“Imagine what would happen if your dad died before me.”
Not always a question you expect from your mum on a road trip through Canada. But that's the question writer and Shortland Street actress Marianne Infante got.
“[It] just really haunted me, and I was thinking ‘I didn’t want to talk about this,” Infante says.
Imagining that was difficult: her parents are two halves of a whole, both in love and life, she says. Her dad’s always ready with a tool to fix things, while her mum deals with the bills and paperwork. That’s always been the way they work, even when they moved to New Zealand from the Philippines in 2006 when Infante was 11.
So, her mum’s words hit Infante hard. But it was too big of a thought to tackle head-on, so Infante dealt with it the way she knew best – by writing.
That formed the basis of Mekeni, a short film published last month as part of RNZ’s Someday Stories. It follows a Filipino father and daughter dealing with the quiet fallout of grief and the gaps where a loved one once stood. But there’s also another theme woven throughout the film: Infante could deal with her mum’s thought, but also had a chance to champion her own reo and culture.
Mekeni is filmed partly in Kapampangan – Infante's mother tongue. It’s the first film to be released in New Zealand in Kapampangan and was directed by Infante’s long-time collaborator Alyssa Medel, also a Filipino Kiwi.

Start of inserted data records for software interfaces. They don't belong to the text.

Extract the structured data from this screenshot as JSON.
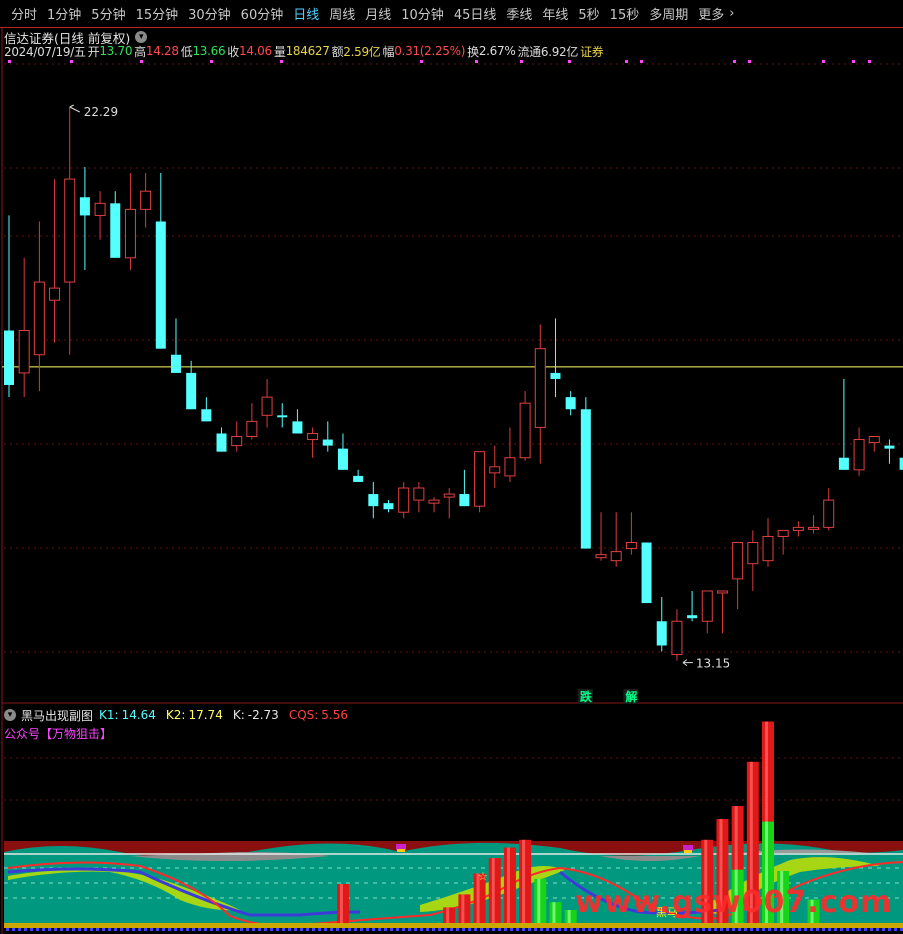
{
  "toolbar": {
    "tabs": [
      {
        "label": "分时"
      },
      {
        "label": "1分钟"
      },
      {
        "label": "5分钟"
      },
      {
        "label": "15分钟"
      },
      {
        "label": "30分钟"
      },
      {
        "label": "60分钟"
      },
      {
        "label": "日线",
        "active": true
      },
      {
        "label": "周线"
      },
      {
        "label": "月线"
      },
      {
        "label": "10分钟"
      },
      {
        "label": "45日线"
      },
      {
        "label": "季线"
      },
      {
        "label": "年线"
      },
      {
        "label": "5秒"
      },
      {
        "label": "15秒"
      },
      {
        "label": "多周期"
      },
      {
        "label": "更多"
      }
    ],
    "more_arrow": "›"
  },
  "stock": {
    "name": "信达证券",
    "mode": "(日线 前复权)",
    "caret": "▾"
  },
  "price_bar": {
    "date": "2024/07/19/五",
    "open_label": "开",
    "open": "13.70",
    "high_label": "高",
    "high": "14.28",
    "low_label": "低",
    "low": "13.66",
    "close_label": "收",
    "close": "14.06",
    "volume_label": "量",
    "volume": "184627",
    "amount_label": "额",
    "amount": "2.59亿",
    "change_label": "幅",
    "change": "0.31(2.25%)",
    "turnover_label": "换",
    "turnover": "2.67%",
    "float_label": "流通",
    "float": "6.92亿",
    "sector": "证券"
  },
  "annotations": {
    "high_marker": "22.29",
    "low_marker": "13.15",
    "die": "跌",
    "jie": "解"
  },
  "indicator": {
    "name": "黑马出现副图",
    "caret": "▾",
    "k1_label": "K1:",
    "k1": "14.64",
    "k2_label": "K2:",
    "k2": "17.74",
    "k_label": "K:",
    "k": "-2.73",
    "cqs_label": "CQS:",
    "cqs": "5.56",
    "subtitle": "公众号【万物狙击】",
    "star": "☆",
    "heima_label": "黑马"
  },
  "watermark": "www.gsw007.com",
  "colors": {
    "up": "#ff3b3b",
    "down": "#54ffff",
    "bg": "#000000",
    "panel": "#009980",
    "grid": "#7a1010",
    "ref_line": "#ffff66",
    "active_tab": "#4fd0ff"
  },
  "chart_data": {
    "type": "candlestick",
    "price_range": [
      12.5,
      23.0
    ],
    "reference_price": 18.0,
    "candles": [
      {
        "o": 18.6,
        "h": 20.5,
        "l": 17.5,
        "c": 17.7,
        "d": "down"
      },
      {
        "o": 17.9,
        "h": 19.8,
        "l": 17.5,
        "c": 18.6,
        "d": "up"
      },
      {
        "o": 18.2,
        "h": 20.4,
        "l": 17.6,
        "c": 19.4,
        "d": "up"
      },
      {
        "o": 19.1,
        "h": 21.1,
        "l": 18.4,
        "c": 19.3,
        "d": "up"
      },
      {
        "o": 19.4,
        "h": 22.29,
        "l": 18.2,
        "c": 21.1,
        "d": "up"
      },
      {
        "o": 20.8,
        "h": 21.3,
        "l": 19.6,
        "c": 20.5,
        "d": "down"
      },
      {
        "o": 20.5,
        "h": 20.9,
        "l": 20.1,
        "c": 20.7,
        "d": "up"
      },
      {
        "o": 20.7,
        "h": 20.9,
        "l": 19.8,
        "c": 19.8,
        "d": "down"
      },
      {
        "o": 19.8,
        "h": 21.2,
        "l": 19.6,
        "c": 20.6,
        "d": "up"
      },
      {
        "o": 20.6,
        "h": 21.2,
        "l": 20.3,
        "c": 20.9,
        "d": "up"
      },
      {
        "o": 20.4,
        "h": 21.2,
        "l": 18.3,
        "c": 18.3,
        "d": "down"
      },
      {
        "o": 18.2,
        "h": 18.8,
        "l": 17.9,
        "c": 17.9,
        "d": "down"
      },
      {
        "o": 17.9,
        "h": 18.1,
        "l": 17.3,
        "c": 17.3,
        "d": "down"
      },
      {
        "o": 17.3,
        "h": 17.5,
        "l": 17.1,
        "c": 17.1,
        "d": "down"
      },
      {
        "o": 16.9,
        "h": 17.0,
        "l": 16.6,
        "c": 16.6,
        "d": "down"
      },
      {
        "o": 16.7,
        "h": 17.1,
        "l": 16.6,
        "c": 16.85,
        "d": "up"
      },
      {
        "o": 16.85,
        "h": 17.4,
        "l": 16.8,
        "c": 17.1,
        "d": "up"
      },
      {
        "o": 17.2,
        "h": 17.8,
        "l": 17.0,
        "c": 17.5,
        "d": "up"
      },
      {
        "o": 17.2,
        "h": 17.4,
        "l": 17.0,
        "c": 17.2,
        "d": "down"
      },
      {
        "o": 17.1,
        "h": 17.3,
        "l": 16.9,
        "c": 16.9,
        "d": "down"
      },
      {
        "o": 16.8,
        "h": 17.0,
        "l": 16.5,
        "c": 16.9,
        "d": "up"
      },
      {
        "o": 16.8,
        "h": 17.1,
        "l": 16.6,
        "c": 16.7,
        "d": "down"
      },
      {
        "o": 16.65,
        "h": 16.9,
        "l": 16.3,
        "c": 16.3,
        "d": "down"
      },
      {
        "o": 16.2,
        "h": 16.3,
        "l": 16.1,
        "c": 16.1,
        "d": "down"
      },
      {
        "o": 15.9,
        "h": 16.1,
        "l": 15.5,
        "c": 15.7,
        "d": "down"
      },
      {
        "o": 15.75,
        "h": 15.8,
        "l": 15.6,
        "c": 15.65,
        "d": "down"
      },
      {
        "o": 15.6,
        "h": 16.1,
        "l": 15.5,
        "c": 16.0,
        "d": "up"
      },
      {
        "o": 15.8,
        "h": 16.1,
        "l": 15.6,
        "c": 16.0,
        "d": "up"
      },
      {
        "o": 15.8,
        "h": 15.85,
        "l": 15.6,
        "c": 15.75,
        "d": "up"
      },
      {
        "o": 15.85,
        "h": 16.0,
        "l": 15.5,
        "c": 15.9,
        "d": "up"
      },
      {
        "o": 15.9,
        "h": 16.3,
        "l": 15.8,
        "c": 15.7,
        "d": "down"
      },
      {
        "o": 15.7,
        "h": 16.6,
        "l": 15.6,
        "c": 16.6,
        "d": "up"
      },
      {
        "o": 16.25,
        "h": 16.7,
        "l": 16.0,
        "c": 16.35,
        "d": "up"
      },
      {
        "o": 16.2,
        "h": 17.0,
        "l": 16.1,
        "c": 16.5,
        "d": "up"
      },
      {
        "o": 16.5,
        "h": 17.6,
        "l": 16.45,
        "c": 17.4,
        "d": "up"
      },
      {
        "o": 17.0,
        "h": 18.7,
        "l": 16.4,
        "c": 18.3,
        "d": "up"
      },
      {
        "o": 17.9,
        "h": 18.8,
        "l": 17.5,
        "c": 17.8,
        "d": "down"
      },
      {
        "o": 17.5,
        "h": 17.6,
        "l": 17.2,
        "c": 17.3,
        "d": "down"
      },
      {
        "o": 17.3,
        "h": 17.5,
        "l": 16.4,
        "c": 15.0,
        "d": "down"
      },
      {
        "o": 14.85,
        "h": 15.6,
        "l": 14.8,
        "c": 14.9,
        "d": "up"
      },
      {
        "o": 14.8,
        "h": 15.6,
        "l": 14.7,
        "c": 14.95,
        "d": "up"
      },
      {
        "o": 15.0,
        "h": 15.6,
        "l": 14.9,
        "c": 15.1,
        "d": "up"
      },
      {
        "o": 15.1,
        "h": 15.0,
        "l": 14.3,
        "c": 14.1,
        "d": "down"
      },
      {
        "o": 13.8,
        "h": 14.2,
        "l": 13.3,
        "c": 13.4,
        "d": "down"
      },
      {
        "o": 13.25,
        "h": 14.0,
        "l": 13.15,
        "c": 13.8,
        "d": "up"
      },
      {
        "o": 13.85,
        "h": 14.3,
        "l": 13.8,
        "c": 13.9,
        "d": "down"
      },
      {
        "o": 13.8,
        "h": 14.2,
        "l": 13.6,
        "c": 14.3,
        "d": "up"
      },
      {
        "o": 14.3,
        "h": 14.3,
        "l": 13.6,
        "c": 14.3,
        "d": "up"
      },
      {
        "o": 14.5,
        "h": 15.1,
        "l": 14.0,
        "c": 15.1,
        "d": "up"
      },
      {
        "o": 15.1,
        "h": 15.3,
        "l": 14.3,
        "c": 14.75,
        "d": "up"
      },
      {
        "o": 14.8,
        "h": 15.5,
        "l": 14.7,
        "c": 15.2,
        "d": "up"
      },
      {
        "o": 15.2,
        "h": 15.2,
        "l": 14.9,
        "c": 15.3,
        "d": "up"
      },
      {
        "o": 15.3,
        "h": 15.45,
        "l": 15.2,
        "c": 15.35,
        "d": "up"
      },
      {
        "o": 15.35,
        "h": 15.55,
        "l": 15.25,
        "c": 15.35,
        "d": "up"
      },
      {
        "o": 15.35,
        "h": 16.0,
        "l": 15.3,
        "c": 15.8,
        "d": "up"
      },
      {
        "o": 16.5,
        "h": 17.8,
        "l": 16.3,
        "c": 16.3,
        "d": "down"
      },
      {
        "o": 16.3,
        "h": 17.0,
        "l": 16.2,
        "c": 16.8,
        "d": "up"
      },
      {
        "o": 16.75,
        "h": 16.85,
        "l": 16.6,
        "c": 16.85,
        "d": "up"
      },
      {
        "o": 16.7,
        "h": 16.8,
        "l": 16.4,
        "c": 16.65,
        "d": "down"
      },
      {
        "o": 16.5,
        "h": 16.7,
        "l": 16.3,
        "c": 16.3,
        "d": "down"
      },
      {
        "o": 16.3,
        "h": 16.75,
        "l": 16.1,
        "c": 16.35,
        "d": "up"
      }
    ]
  },
  "indicator_data": {
    "red_bars": [
      {
        "i": 13,
        "v": 0.3
      },
      {
        "i": 20,
        "v": 0.12
      },
      {
        "i": 21,
        "v": 0.22
      },
      {
        "i": 22,
        "v": 0.38
      },
      {
        "i": 23,
        "v": 0.5
      },
      {
        "i": 24,
        "v": 0.58
      },
      {
        "i": 25,
        "v": 0.64
      },
      {
        "i": 37,
        "v": 0.64
      },
      {
        "i": 38,
        "v": 0.8
      },
      {
        "i": 39,
        "v": 0.9
      },
      {
        "i": 40,
        "v": 1.24
      },
      {
        "i": 41,
        "v": 1.55
      }
    ],
    "green_bars": [
      {
        "i": 26,
        "v": 0.34
      },
      {
        "i": 27,
        "v": 0.16
      },
      {
        "i": 28,
        "v": 0.1
      },
      {
        "i": 39,
        "v": 0.41
      },
      {
        "i": 41,
        "v": 0.78
      },
      {
        "i": 42,
        "v": 0.4
      },
      {
        "i": 44,
        "v": 0.18
      }
    ]
  }
}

Kapampangan is a language of the Philippines, spoken by the Kapampangan people. It’s one of the Philippines’ eight most spoken languages – but that still means out of a population of nearly 110 million, only about three million people speak it. Not only that, there are concerns it’s a “dying language” which puts the Kapampangan culture and identity at risk.
“In the Philippines, I come home, and my aunties are surprised I can speak Kapampangan when I am Kapampangan,” Infante says, “My cousins talk to me in English, or in Tagalog because the education curriculum is all written in English or Tagalog. They're not learning their own reo.”
The passion Infante has for the Kapampangan language and Filipino representation is clear: she talks about waving the Filipino flag, whether that’s through her projects like Mekeni, her production company Te & Kuya Collaborative which celebrates and produces Filipino stories, or her role on Shortland Street as Madonna Diaz, the show’s first Filipina character.
“I can't deny the fact I'm Filipino, I'm gonna be waving that flag whether I choose to or not.”
When it comes to Shortland Street, Infante says it’s a joy and an absolute privilege to be able to build a new pathway for Filipinos or brown migrants like herself. Madonna appeared on the long-running show for the first time in July this year - “about time” according to Infante’s family.
“A good 50 percent of my family work in hospitals or the medical field,” she says with a laugh. That means she’s been given lots of tips – some welcome, some less so – to bring authenticity to the role.
When it comes to her reo, Infante has taken on what she can to champion the Kapampangan language. She says in Aotearoa she has admired – and been jealous – of the mahi people have put into rejuvenating te reo Māori, particularly over the last few years.
“I really want to share that inspiring change of culture and mindset. Adding te reo Māori and tikanga into our processes and protocols - there's nothing stopping us back home doing the same on our land.”
She knows there’s a demand in the Philippines to revitalise Kapampangan. Since Mekeni was published online, Infante has seen it rack up views beyond what she expected, and it didn’t take long to figure out where those numbers were coming from.
“I was in an interview in Pampanga, which is where Kapampangan reo is from, and they were like, ‘yeah, Mekeni is trending over here’.”
She says people back home were watching partly out of a real craving for their own reo. They were telling her that it was amazing and moving – but strangely disheartening - to see someone who wasn’t in the country championing the language that many Kapampangans were struggling to keep alive.
“It's a conversation that I'm really proud to have started and been a part of – and there are other languages like Bisaya, Cebuano that are doing this too, probably more in Filipino-American culture,” she says.
While Infante received support to make the short film from RNZ’s Someday Stories programme, she also had a Boosted campaign to cover the rest of the costs. Friends in the Philippines pooled pesos to convert and donate money, whānau from overseas contributed, and the Kiwi community came to help.
“We wouldn’t have been able to make Mekeni without our community,” Infante says, “I will forever be grateful to the people who gave as little or as much as they could.”
Infante also has no plans to stop anytime soon either, especially since she’s had offers of collaboration rolling in from the Philippines.
“I will forever hold the fact that I am a Filipino-New Zealand maker and for me to be able to carry Philippines over there is exciting for me.”
“It's definitely going to be something I continue.”
Banner Image: A still from Mekeni with Erica (Infante) and Noel (Allan Murillo) smiling at each other on the couch. Image: Supplied/Jinki Cambronero
- Asia Media Centre